- Fluids. Drinking plenty of beverages like juice, water and warm soup can help prevent dehydration when suffering from the flu. Make sure you drink enough to keep your urine a pale yellow color.
- Rest. Make sure you get plenty of sleep to encourage your immune system to fight the infection.
- OTC pain killers. Pain relievers like ibuprofen or acetaminophen can help manage the body aches associated with the flu. Aspirin should not be given to teens or children as this increases their risk of Reye's syndrome.
- Flu vaccine. Every year a new flu vaccine is developed that contains the antibodies for the strains of flu anticipated to be prominent that season. These vaccines are commonly administered as a nasal spray or injection.
- Avoiding spreading virus. While there is no way to completely prevent the flu, there are steps you can take to prevent spreading it to others. Wash your hands, scrubbing them for 15 seconds to rid your skin of traces of the virus. Alcohol-based hand sanitizer is also helpful in keeping the skin clean. Cover the mouth and nose when you sneeze, but use a tissue or the inner portion of the arm instead of your hand to avoid getting the virus on your hands where it can be spread. Try to avoid crowded areas like public transportation, child care centers or office buildings during the peak of flu season to avoid coming in contact with the virus.
Symptoms of Swine Flu - Know the Difference Between H1N1 Flu and Regular Flu
By Arunraj V.S. | Submitted On August 12, 2009
Swine Flu is a number one health concern the world over. The HI1N1 flu or Swine Flu was first detected in US in April 2009. The worst affected areas initially were Canada and Mexico before H1N1 flu cases began to emerge in other areas of the world. In a short span of four months, the disease has spread to almost all regions in the world. World Health Organization has called H1N1 as pandemic which means a big epidemic that involves the entire country or perhaps the world. Usually, the signs of a pandemic are when a virus without any immunity to stop it, spreads across various parts of the world.
Risk factors of Swine Flu
Swine Flu spreads from person to person in the same way as regular seasonal influenza viruses spread. People with high risk for seasonal flu are also at high risk for H1N1 flu.

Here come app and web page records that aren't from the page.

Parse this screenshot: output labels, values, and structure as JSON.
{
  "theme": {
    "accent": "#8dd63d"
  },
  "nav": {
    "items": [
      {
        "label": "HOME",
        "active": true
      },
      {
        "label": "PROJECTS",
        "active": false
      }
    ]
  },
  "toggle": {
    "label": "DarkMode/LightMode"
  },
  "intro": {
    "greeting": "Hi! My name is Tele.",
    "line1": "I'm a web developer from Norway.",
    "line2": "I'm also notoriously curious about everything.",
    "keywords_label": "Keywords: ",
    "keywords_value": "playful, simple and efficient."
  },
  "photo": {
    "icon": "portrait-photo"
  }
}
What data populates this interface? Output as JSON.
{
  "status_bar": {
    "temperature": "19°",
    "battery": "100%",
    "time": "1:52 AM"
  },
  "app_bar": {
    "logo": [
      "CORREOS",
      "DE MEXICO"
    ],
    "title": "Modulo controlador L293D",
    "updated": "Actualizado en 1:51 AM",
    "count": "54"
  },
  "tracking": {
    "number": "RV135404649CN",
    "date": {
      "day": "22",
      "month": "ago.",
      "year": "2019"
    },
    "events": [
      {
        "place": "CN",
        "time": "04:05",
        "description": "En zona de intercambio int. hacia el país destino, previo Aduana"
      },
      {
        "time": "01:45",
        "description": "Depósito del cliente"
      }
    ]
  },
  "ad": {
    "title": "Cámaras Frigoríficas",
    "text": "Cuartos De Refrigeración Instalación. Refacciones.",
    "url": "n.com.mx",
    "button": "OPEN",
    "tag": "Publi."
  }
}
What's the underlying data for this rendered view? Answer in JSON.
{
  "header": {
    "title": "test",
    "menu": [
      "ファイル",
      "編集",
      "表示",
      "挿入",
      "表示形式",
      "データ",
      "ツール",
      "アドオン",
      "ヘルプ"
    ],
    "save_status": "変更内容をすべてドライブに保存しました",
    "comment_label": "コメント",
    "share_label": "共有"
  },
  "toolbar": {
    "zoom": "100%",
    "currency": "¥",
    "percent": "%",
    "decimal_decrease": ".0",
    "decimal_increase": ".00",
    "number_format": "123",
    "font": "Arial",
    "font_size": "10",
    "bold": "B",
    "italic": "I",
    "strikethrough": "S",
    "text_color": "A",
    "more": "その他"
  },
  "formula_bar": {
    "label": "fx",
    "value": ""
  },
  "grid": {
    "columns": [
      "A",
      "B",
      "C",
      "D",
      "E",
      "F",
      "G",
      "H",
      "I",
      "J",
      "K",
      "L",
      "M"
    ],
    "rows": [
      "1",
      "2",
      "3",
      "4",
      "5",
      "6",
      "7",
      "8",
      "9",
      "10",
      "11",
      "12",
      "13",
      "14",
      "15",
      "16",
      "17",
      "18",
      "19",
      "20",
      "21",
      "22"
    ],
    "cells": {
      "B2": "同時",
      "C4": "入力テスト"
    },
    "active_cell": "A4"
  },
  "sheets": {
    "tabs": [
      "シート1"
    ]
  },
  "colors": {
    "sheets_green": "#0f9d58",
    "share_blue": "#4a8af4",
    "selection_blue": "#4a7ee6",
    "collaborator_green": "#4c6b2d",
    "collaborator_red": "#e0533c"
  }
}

For example, people above 65 years of age, pregnant women, children below 5 years of age and those with chronic medical conditions and lifestyle diseases like diabetes are at high risk.
Symptoms of Swine Flu
In children, the symptoms of H1N1 virus include:
1. Rapid Breathing or Difficulty in breathing.
2. Grayish or Bluish Skin Color
4. Persistent of severe vomiting
5. Not able to interact properly with people, become irritable
6. Flu like symptoms, bad cough and fever
In adults, the symptoms of swine flu include:
1. Shortness of breath or difficulty in breathing
2. Pain in chest or abdomen
3. Sudden dizziness or loss of energy
4. Severe or continuous vomiting
6. Flu like symptoms, bad cough and fever